Every once in a while as a mechanic, you get into a car that you wished you hadn’t. I’ve definitely had worse, but this car was a bit of a mind boggler. This car came in for an engine swap, so we thought “Hey, why not? Not like we haven’t worked on about 100 of these cars anyways”.
The customer had paid us in full when they stopped by the shop, and said they would tow the car in later on in the week. When the car was towed in, this is what we found:
The customer had torn the engine apart in a attempt to help us with the deconstruction!! Now let me note: This picture was taken about 40% of the process into assembling the new motor. When our team opened up the hood and back gate for the first time, our first thought was “This is going to be way more work than an engine swap”. Everything from the power steering assembly, all the way to the AC condenser and intake manifold had been taken apart.
A repair job like this often comprises of a few hundred bolts to say the least. Different sizes and lengths. Clips and clamps of all dimensions and shapes. All mixed up into a few bags that literally sent shivers down our technician’s spine. Its a good thing we know these cars like the back of our hands. A REALLY GOOD THING.
We skipped a few steps with documenting the process, but we caught back up at about the 50% mark. Here, you’ll see the heads off the new (used) block we bought. Just finished polishing it, and its ready to go back together!

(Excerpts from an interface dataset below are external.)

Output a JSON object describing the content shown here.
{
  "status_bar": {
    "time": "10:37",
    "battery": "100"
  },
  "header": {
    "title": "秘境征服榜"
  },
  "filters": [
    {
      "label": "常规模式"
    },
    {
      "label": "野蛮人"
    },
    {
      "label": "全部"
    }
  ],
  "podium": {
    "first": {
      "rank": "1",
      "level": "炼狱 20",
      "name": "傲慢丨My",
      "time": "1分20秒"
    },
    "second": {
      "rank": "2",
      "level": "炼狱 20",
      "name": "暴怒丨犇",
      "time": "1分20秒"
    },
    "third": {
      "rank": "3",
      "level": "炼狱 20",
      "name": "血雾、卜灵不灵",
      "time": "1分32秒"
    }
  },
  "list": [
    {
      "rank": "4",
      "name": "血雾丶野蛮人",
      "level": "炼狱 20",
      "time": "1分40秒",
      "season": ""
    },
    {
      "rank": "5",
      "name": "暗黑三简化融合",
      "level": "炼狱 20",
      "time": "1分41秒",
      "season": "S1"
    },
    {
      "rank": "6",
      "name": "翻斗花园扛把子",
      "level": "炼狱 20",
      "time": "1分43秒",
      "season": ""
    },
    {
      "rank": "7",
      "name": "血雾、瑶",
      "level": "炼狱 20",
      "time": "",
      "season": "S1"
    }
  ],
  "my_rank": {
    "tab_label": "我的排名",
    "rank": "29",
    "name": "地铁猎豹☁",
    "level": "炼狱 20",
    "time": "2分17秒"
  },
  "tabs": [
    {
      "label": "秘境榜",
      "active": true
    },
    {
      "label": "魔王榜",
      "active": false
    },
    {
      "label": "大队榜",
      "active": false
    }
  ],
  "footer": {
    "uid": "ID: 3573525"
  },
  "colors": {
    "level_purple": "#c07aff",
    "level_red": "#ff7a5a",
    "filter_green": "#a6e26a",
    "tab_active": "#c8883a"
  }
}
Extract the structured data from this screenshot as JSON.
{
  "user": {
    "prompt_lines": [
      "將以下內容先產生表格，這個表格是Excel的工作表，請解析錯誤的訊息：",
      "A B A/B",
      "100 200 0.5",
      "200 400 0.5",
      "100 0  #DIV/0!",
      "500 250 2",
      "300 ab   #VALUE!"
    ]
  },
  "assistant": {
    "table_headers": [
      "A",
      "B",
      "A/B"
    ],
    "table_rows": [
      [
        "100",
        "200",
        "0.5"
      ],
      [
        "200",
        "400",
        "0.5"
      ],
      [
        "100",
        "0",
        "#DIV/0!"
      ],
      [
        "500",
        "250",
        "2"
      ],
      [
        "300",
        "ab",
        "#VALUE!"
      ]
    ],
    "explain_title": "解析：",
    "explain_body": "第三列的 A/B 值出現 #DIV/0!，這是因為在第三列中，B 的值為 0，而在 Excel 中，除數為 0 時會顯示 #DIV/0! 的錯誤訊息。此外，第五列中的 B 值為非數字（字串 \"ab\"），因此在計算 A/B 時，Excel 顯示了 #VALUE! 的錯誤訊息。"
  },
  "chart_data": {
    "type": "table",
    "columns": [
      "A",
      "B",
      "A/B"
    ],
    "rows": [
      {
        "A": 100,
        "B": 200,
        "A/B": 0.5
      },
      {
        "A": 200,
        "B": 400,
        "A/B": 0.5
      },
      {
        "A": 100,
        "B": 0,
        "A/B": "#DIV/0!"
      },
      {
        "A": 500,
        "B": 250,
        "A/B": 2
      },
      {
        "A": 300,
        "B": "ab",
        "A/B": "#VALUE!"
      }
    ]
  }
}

We’re going the full 9 yards with this install. We’re replacing the head gaskets, valve cover gaskets, timing belt, water pump, belt tensioner, pulleys, rear main seal, and re-seating the valves. Re-seating the valves will get rid of the annoying lifter tick commonly associated with Subaru’s.
Heads are back from the machine shop!
These heads look goregous! Central Cylinder and Head is one of Portland’s longest standing and most trusted machine shops. They did a great job! Now, lets put it together…
This is Fernando. Our resident motor expert. The ridiculously long wrench he is using is called a Torque Wrench. This wrench makes sure the bolts are tightened in order, and at the factory specified tightness. Its a process called torque spec-ing the bolts. Important to do when putting together any head gasket job.
Things are starting to come together! Both Heads are in and we’re dropping the motor in.
Intake manifold assembly, CHECK.
At this point, we’re in the home stretch. We have the power steering pump assembly, air conditioning condenser and pump, alternator, air intake, radiator and a few more things.
New Motor is now installed!! Looks and sounds great. We love finishing a job the right way. John the customer went the whole 9 yards and the motor swap went swimmingly. No lifter ticks, no burning oil, no head gasket leaks, no belt squeaks!